[Stored items]
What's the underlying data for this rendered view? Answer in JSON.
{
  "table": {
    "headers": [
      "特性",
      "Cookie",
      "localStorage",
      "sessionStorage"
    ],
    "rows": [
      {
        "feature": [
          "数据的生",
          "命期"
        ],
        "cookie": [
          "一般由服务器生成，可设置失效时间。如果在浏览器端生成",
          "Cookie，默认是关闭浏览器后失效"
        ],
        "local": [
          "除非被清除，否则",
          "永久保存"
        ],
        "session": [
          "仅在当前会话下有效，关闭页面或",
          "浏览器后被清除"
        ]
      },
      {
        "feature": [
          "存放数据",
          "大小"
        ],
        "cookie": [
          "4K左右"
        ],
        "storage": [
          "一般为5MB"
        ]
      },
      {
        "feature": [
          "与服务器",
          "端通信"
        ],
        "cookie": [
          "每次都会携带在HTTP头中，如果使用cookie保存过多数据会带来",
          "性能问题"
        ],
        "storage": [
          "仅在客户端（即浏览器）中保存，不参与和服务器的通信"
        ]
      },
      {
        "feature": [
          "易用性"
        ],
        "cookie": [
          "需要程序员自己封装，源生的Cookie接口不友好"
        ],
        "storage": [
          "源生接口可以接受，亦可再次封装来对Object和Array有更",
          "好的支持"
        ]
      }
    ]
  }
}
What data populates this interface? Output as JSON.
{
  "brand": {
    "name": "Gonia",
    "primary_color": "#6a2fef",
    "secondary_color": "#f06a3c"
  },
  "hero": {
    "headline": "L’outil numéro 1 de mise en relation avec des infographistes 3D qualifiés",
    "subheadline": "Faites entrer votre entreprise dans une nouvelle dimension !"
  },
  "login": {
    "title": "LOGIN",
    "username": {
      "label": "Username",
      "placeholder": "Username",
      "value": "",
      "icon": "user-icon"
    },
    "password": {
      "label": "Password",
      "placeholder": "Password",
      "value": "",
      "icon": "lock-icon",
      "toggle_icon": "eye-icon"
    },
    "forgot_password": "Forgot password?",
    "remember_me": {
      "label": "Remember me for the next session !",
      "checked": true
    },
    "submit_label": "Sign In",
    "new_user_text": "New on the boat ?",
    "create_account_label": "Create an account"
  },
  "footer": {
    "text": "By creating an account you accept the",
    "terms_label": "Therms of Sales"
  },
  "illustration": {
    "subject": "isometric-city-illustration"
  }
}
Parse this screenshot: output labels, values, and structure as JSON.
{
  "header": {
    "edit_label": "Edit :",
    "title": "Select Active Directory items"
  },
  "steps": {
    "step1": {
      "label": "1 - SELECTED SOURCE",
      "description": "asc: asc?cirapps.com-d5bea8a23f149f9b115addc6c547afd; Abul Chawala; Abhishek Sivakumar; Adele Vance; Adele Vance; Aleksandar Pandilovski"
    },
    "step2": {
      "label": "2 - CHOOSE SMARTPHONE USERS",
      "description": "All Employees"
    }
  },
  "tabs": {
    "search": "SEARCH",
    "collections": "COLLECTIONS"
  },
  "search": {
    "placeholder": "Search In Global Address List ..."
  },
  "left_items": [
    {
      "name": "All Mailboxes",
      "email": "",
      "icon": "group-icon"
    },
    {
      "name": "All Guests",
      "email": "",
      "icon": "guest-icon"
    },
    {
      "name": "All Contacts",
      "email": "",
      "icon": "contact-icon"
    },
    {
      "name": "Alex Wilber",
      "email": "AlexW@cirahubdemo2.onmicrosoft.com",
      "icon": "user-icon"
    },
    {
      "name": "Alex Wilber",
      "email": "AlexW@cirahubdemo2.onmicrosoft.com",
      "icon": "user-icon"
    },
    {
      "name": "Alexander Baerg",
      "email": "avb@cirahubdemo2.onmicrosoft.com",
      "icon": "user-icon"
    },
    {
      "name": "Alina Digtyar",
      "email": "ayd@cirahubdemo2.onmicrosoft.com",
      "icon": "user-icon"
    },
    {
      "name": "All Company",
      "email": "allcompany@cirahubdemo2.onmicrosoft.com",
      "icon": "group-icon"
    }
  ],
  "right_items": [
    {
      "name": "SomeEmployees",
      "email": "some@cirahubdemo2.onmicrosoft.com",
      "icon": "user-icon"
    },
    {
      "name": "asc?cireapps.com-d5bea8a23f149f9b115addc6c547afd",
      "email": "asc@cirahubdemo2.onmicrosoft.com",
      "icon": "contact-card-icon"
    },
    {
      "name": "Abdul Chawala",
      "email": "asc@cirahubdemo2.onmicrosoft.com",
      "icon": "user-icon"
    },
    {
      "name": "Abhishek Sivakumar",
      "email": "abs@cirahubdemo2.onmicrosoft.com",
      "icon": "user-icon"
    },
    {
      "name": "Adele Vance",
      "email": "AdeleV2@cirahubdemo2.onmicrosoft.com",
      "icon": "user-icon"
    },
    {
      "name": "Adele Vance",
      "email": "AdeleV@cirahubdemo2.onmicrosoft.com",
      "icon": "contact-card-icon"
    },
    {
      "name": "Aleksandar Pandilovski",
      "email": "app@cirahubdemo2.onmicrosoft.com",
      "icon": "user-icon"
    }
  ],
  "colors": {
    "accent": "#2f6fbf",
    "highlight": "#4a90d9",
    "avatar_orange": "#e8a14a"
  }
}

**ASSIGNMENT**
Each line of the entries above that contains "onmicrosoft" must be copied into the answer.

**TASK RESULT**
      "email": "AlexW@cirahubdemo2.onmicrosoft.com",
      "email": "AlexW@cirahubdemo2.onmicrosoft.com",
      "email": "avb@cirahubdemo2.onmicrosoft.com",
      "email": "ayd@cirahubdemo2.onmicrosoft.com",
      "email": "allcompany@cirahubdemo2.onmicrosoft.com",
      "email": "some@cirahubdemo2.onmicrosoft.com",
      "email": "asc@cirahubdemo2.onmicrosoft.com",
      "email": "asc@cirahubdemo2.onmicrosoft.com",
      "email": "abs@cirahubdemo2.onmicrosoft.com",
      "email": "AdeleV2@cirahubdemo2.onmicrosoft.com",
      "email": "AdeleV@cirahubdemo2.onmicrosoft.com",
      "email": "app@cirahubdemo2.onmicrosoft.com",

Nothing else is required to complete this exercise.